THE SNOW QUEEN by Hans Christian Andersen, adapted by Patrick Cardy, directed by Alon Nashman (Theaturtle). At Young Centre (55 Mill). To December 15. $18-$25. 416-866-8666. Rating: NNNN
Storytelling, music and dance have rarely been blended so appealingly for young audiences as in The Snow Queen, based on the Andersen fairy tale about the young Gerda, who risks everything to save her friend Kay from the title character’s wintry embraces.
If you saw it last year, you’ll remember the warmth of director Alon Nashman’s narration as he physically and vocally becomes a dozen characters, from a crow and an old grandmother to a reindeer and a robber queen’s initially selfish daughter.
But Nashman and his associates have reworked and polished the show since that presentation, adding dramatic lustre and further magic. It still uses composer Patrick Cardy’s text and score for strings – here performed by the Tokai String Quartet – and Andrea Lundy’s fine lighting and video design.
Lundy plays with the contrast between light and dark tones, warmth and frost, and her videos of snowy fields and ice crystals suggest the coldness of the northern landscape and the chilliness of the queen’s heart. All the action plays out on Nashman’s set of white cloth, which accentuates all the colours that Lundy shines on it.
As before, the quartet is vital in the storytelling, creating a witch’s scream, a lullaby and a sleigh ride. Its members, violinists Amanda Goodburn and Csaba Koczo, violist Yosef Tamir-Smirnoff and cellist Rafael Hoekman, also morph into characters from the story narrator and string players sometimes engage in striking dialogue, one using words and the other musical notes.
The major addition is a separate character for the Snow Queen herself, danced by Kate Alton to Claudia Moore’s choreography. Alton doesn’t have much stage time, but her mostly frantic and jerky motions suggest the character’s desires and intensity. Looks like several white shag rugs gave their lives for her costume I wish the dress suggested the sparkle of a snowy moonlit night.
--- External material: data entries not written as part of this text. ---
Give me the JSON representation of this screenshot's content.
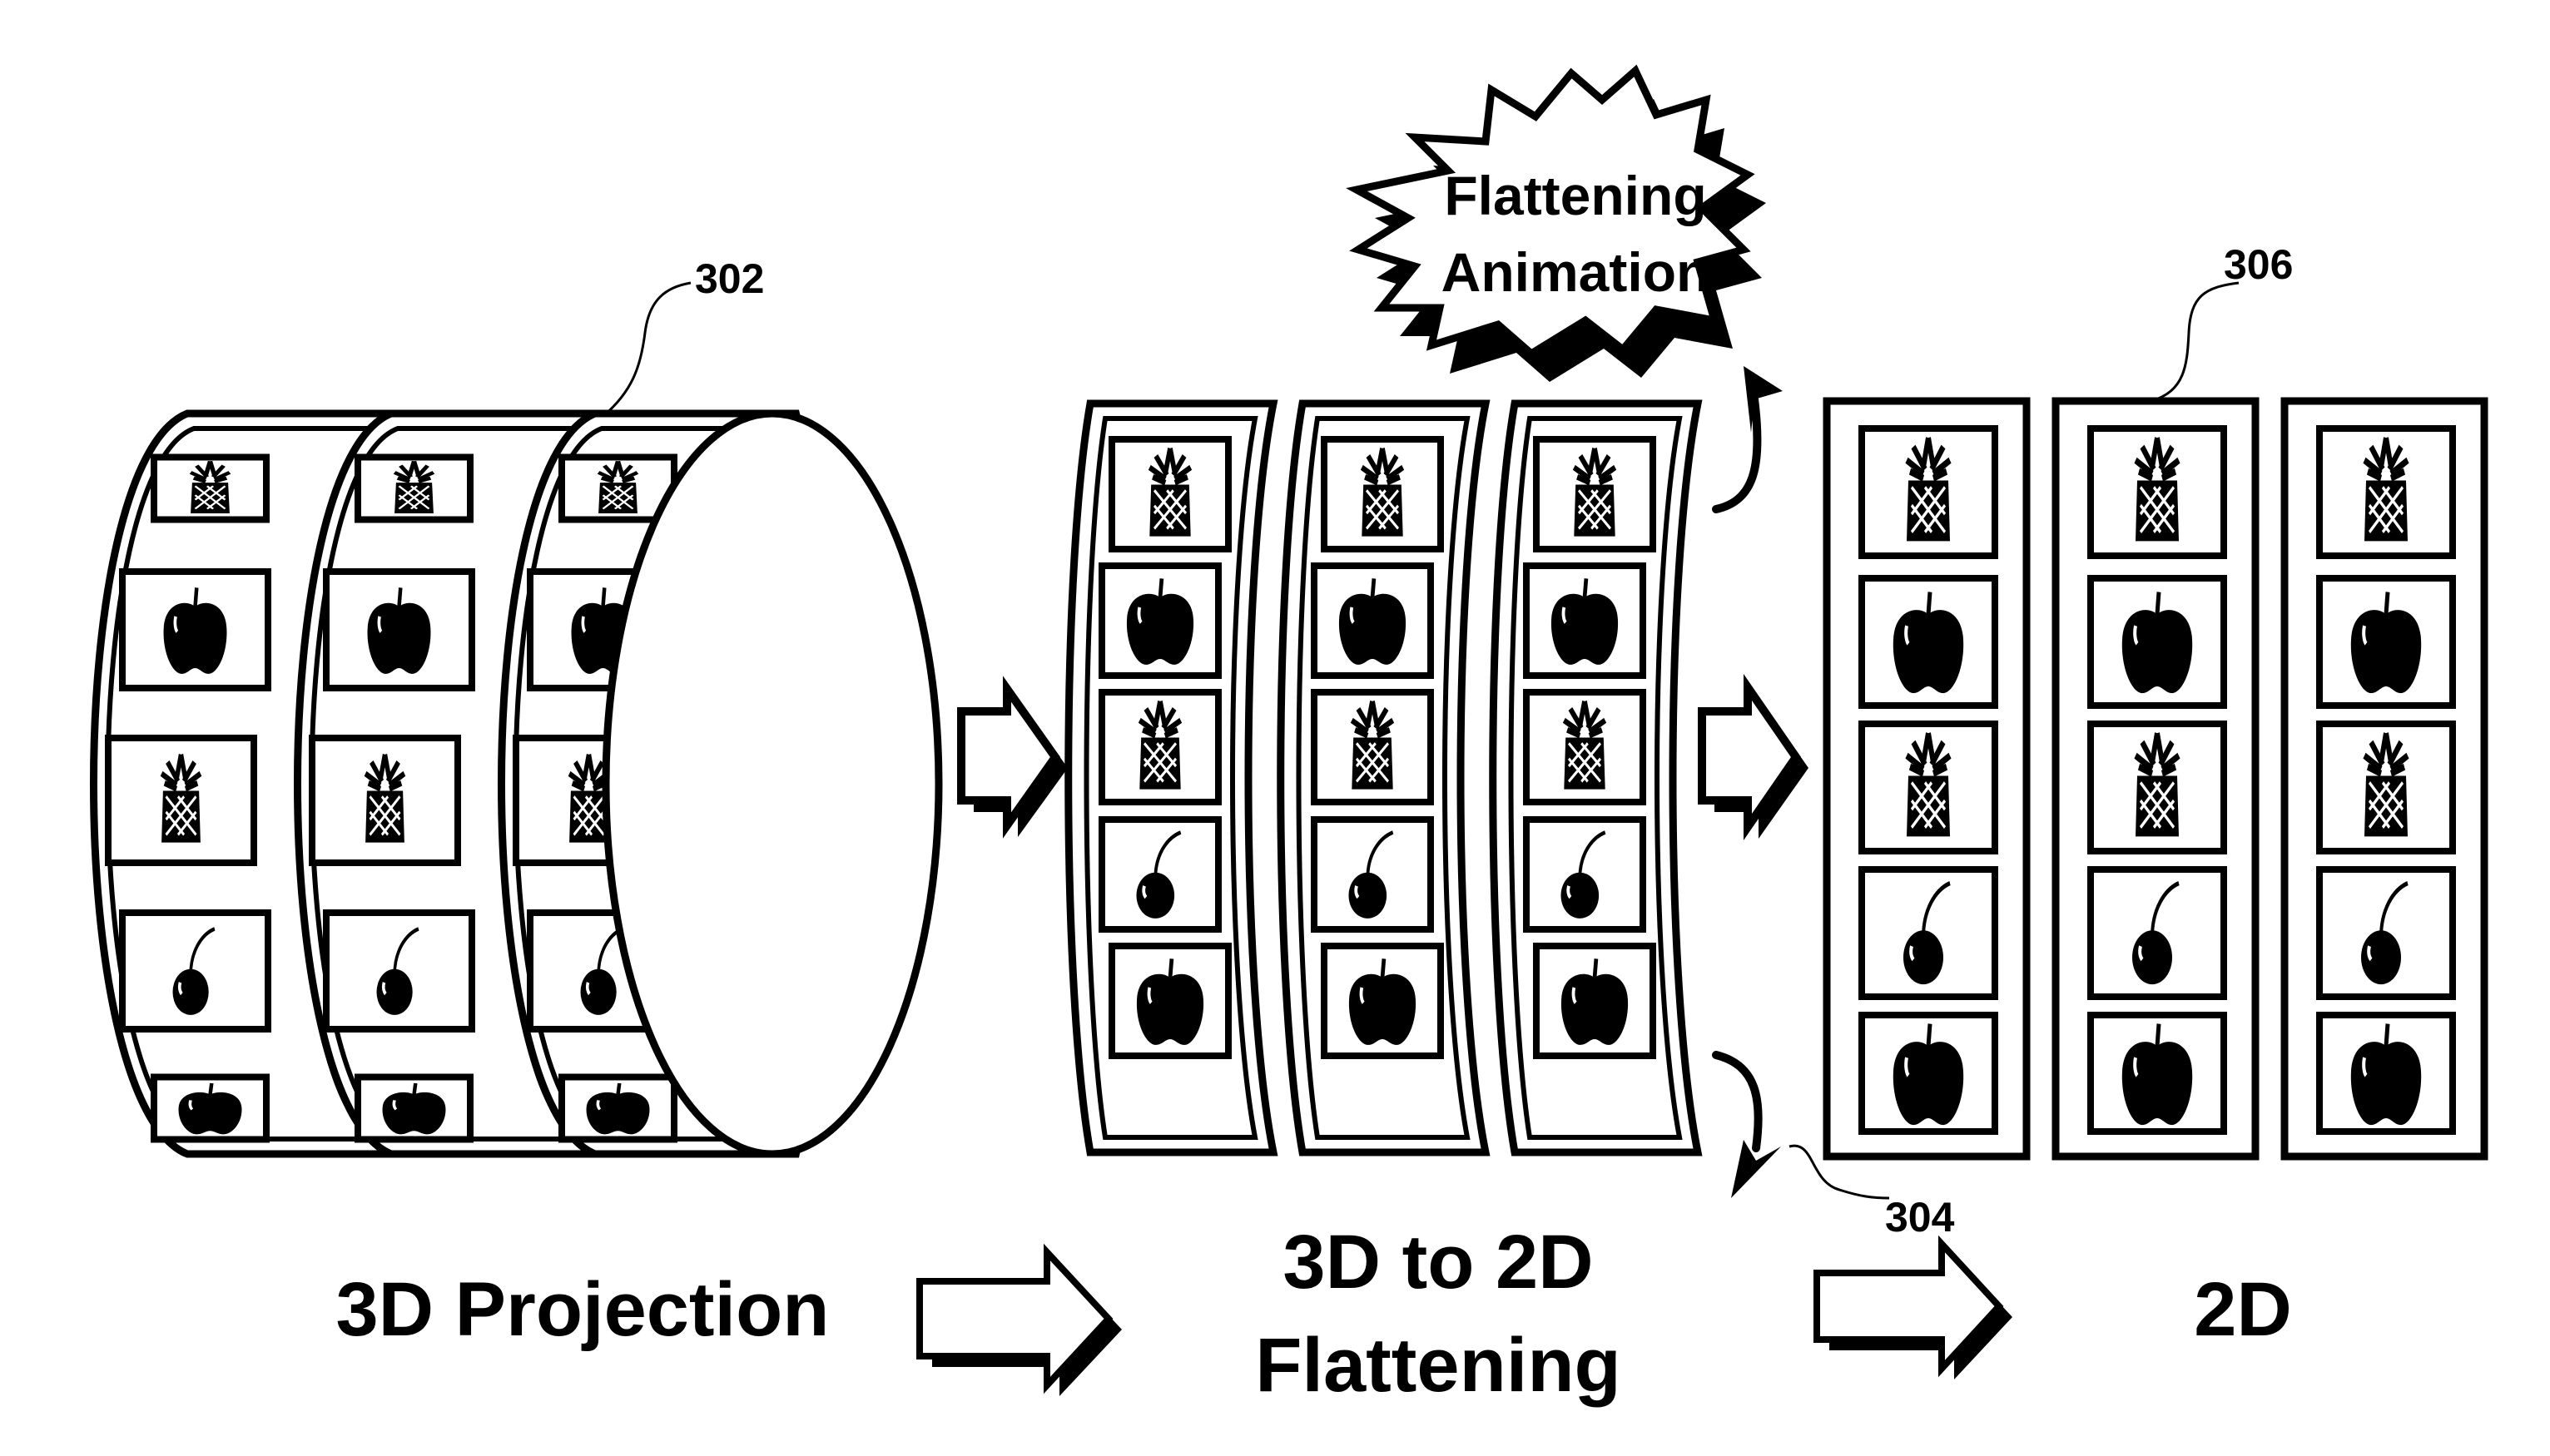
{
  "figure": {
    "colors": {
      "ink": "#000000",
      "paper": "#ffffff"
    },
    "reference_numerals": {
      "ref_302": "302",
      "ref_304": "304",
      "ref_306": "306"
    },
    "callout": {
      "line1": "Flattening",
      "line2": "Animation"
    },
    "stage_labels": {
      "projection_3d": "3D Projection",
      "flattening_line1": "3D to 2D",
      "flattening_line2": "Flattening",
      "flat_2d": "2D"
    },
    "reels": {
      "count": 3,
      "symbols_per_reel": [
        "pineapple",
        "apple",
        "pineapple",
        "cherry",
        "apple"
      ]
    }
  }
}
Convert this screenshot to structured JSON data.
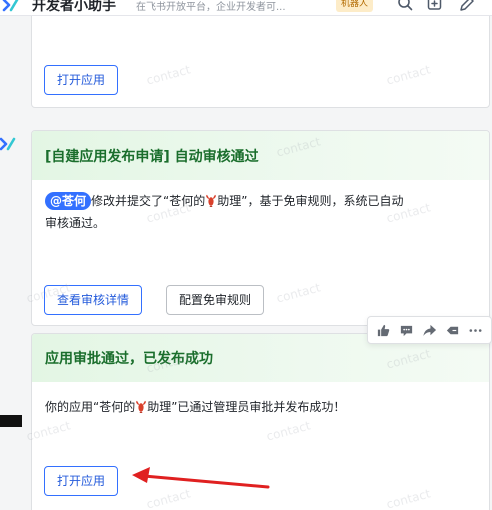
{
  "header": {
    "title": "开发者小助手",
    "description": "在飞书开放平台，企业开发者可...",
    "badge": "机器人"
  },
  "messages": [
    {
      "buttons": {
        "open_app": "打开应用"
      }
    },
    {
      "title": "[自建应用发布申请] 自动审核通过",
      "mention": "@苍何",
      "text_before": "修改并提交了“苍何的",
      "text_after": "助理”，基于免审规则，系统已自动",
      "text_line2": "审核通过。",
      "buttons": {
        "view_details": "查看审核详情",
        "config_rules": "配置免审规则"
      }
    },
    {
      "title": "应用审批通过，已发布成功",
      "text_before": "你的应用“苍何的",
      "text_after": "助理”已通过管理员审批并发布成功！",
      "buttons": {
        "open_app": "打开应用"
      }
    }
  ],
  "watermark_text": "contact",
  "colors": {
    "accent": "#3370ff",
    "card_header_green": "#1a6e2c",
    "arrow": "#e02020"
  }
}
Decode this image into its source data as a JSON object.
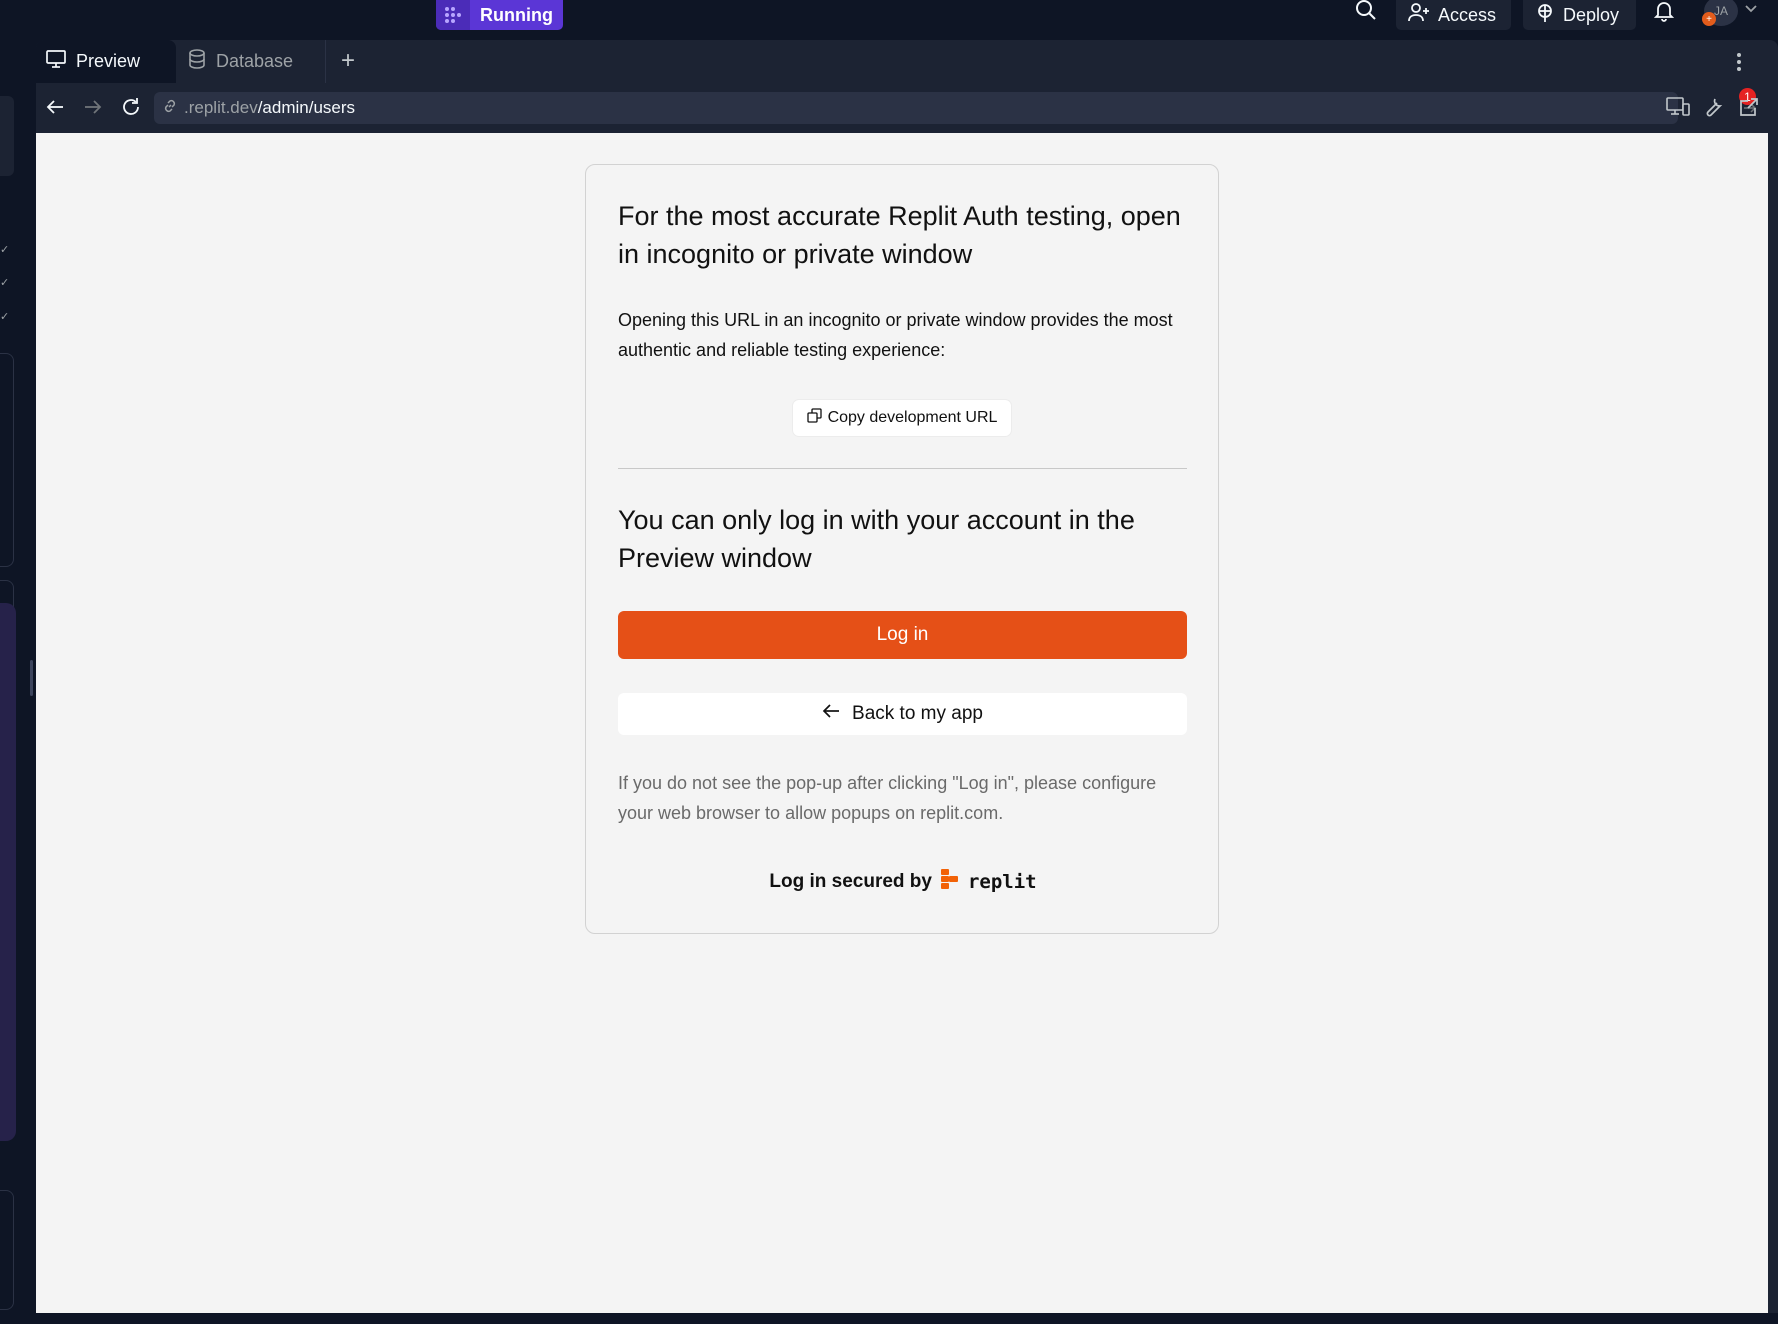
{
  "topbar": {
    "run_status": "Running",
    "access_label": "Access",
    "deploy_label": "Deploy",
    "avatar_initials": "JA",
    "avatar_badge": "+"
  },
  "tabs": [
    {
      "label": "Preview",
      "icon": "monitor-icon",
      "active": true
    },
    {
      "label": "Database",
      "icon": "database-icon",
      "active": false
    }
  ],
  "addressbar": {
    "url_domain": ".replit.dev",
    "url_path": "/admin/users",
    "tools_badge": "1"
  },
  "auth_card": {
    "heading_incognito": "For the most accurate Replit Auth testing, open in incognito or private window",
    "incognito_text": "Opening this URL in an incognito or private window provides the most authentic and reliable testing experience:",
    "copy_url_label": "Copy development URL",
    "heading_login": "You can only log in with your account in the Preview window",
    "login_label": "Log in",
    "back_label": "Back to my app",
    "popup_note": "If you do not see the pop-up after clicking \"Log in\", please configure your web browser to allow popups on replit.com.",
    "secured_by": "Log in secured by",
    "brand": "replit"
  },
  "colors": {
    "accent_orange": "#e55017",
    "running_purple": "#5b36d6",
    "ide_bg": "#0e1525",
    "ide_panel": "#1c2333"
  }
}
The Snow Queen is enchanting family theatre, a classic story retold with a striking theatrical touch.